── DATA PROVIDED

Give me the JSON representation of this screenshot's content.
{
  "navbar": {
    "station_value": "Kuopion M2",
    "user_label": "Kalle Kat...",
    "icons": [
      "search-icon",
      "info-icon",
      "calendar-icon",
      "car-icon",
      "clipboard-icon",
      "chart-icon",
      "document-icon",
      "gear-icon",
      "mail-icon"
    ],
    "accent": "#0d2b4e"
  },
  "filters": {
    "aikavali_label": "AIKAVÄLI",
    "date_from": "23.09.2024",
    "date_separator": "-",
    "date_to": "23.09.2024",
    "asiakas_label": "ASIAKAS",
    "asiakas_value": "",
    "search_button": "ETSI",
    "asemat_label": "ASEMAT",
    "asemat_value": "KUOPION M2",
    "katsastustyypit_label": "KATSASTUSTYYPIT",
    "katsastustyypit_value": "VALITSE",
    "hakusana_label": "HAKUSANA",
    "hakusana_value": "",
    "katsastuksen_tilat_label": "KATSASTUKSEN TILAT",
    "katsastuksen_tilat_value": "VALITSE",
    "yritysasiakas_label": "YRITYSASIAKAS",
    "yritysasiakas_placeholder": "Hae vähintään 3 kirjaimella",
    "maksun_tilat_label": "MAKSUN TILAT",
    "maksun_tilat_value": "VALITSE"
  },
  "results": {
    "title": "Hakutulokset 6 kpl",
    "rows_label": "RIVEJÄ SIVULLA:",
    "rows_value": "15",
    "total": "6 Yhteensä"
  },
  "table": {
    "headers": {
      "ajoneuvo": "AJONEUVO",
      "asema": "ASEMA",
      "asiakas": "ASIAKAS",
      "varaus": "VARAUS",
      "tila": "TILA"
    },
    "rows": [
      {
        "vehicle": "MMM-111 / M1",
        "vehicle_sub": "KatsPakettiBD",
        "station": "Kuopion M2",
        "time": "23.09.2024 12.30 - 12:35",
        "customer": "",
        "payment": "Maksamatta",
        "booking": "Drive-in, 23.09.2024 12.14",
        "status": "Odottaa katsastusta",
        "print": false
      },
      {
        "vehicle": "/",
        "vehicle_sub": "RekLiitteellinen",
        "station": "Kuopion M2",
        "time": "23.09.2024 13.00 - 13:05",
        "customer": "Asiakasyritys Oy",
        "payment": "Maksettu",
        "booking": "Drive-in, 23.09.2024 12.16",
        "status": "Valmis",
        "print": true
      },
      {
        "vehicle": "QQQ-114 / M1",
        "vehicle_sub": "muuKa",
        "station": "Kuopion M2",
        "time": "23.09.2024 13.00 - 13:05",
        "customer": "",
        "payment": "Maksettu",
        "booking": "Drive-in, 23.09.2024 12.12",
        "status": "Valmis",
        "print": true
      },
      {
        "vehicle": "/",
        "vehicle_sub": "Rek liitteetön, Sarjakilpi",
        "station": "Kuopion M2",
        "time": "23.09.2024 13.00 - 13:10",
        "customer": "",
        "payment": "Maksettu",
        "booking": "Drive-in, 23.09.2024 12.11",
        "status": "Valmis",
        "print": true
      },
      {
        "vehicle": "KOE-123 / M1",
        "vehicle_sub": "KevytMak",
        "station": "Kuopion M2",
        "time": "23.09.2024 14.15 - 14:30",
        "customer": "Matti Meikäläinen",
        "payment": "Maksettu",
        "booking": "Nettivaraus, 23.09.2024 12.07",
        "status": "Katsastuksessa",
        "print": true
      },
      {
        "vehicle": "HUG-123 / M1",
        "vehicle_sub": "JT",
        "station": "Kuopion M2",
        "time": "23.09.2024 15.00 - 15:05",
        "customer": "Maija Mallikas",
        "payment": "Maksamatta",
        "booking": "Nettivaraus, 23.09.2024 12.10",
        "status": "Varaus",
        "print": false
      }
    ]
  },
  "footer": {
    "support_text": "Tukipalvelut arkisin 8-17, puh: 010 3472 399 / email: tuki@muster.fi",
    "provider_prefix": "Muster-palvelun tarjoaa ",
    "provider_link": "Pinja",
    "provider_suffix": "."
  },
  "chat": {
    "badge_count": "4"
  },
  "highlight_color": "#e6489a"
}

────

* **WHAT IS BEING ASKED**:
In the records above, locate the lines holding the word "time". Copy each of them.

* **REPLY TO THE EXERCISE**:
        "time": "23.09.2024 12.30 - 12:35",
        "time": "23.09.2024 13.00 - 13:05",
        "time": "23.09.2024 13.00 - 13:05",
        "time": "23.09.2024 13.00 - 13:10",
        "time": "23.09.2024 14.15 - 14:30",
        "time": "23.09.2024 15.00 - 15:05",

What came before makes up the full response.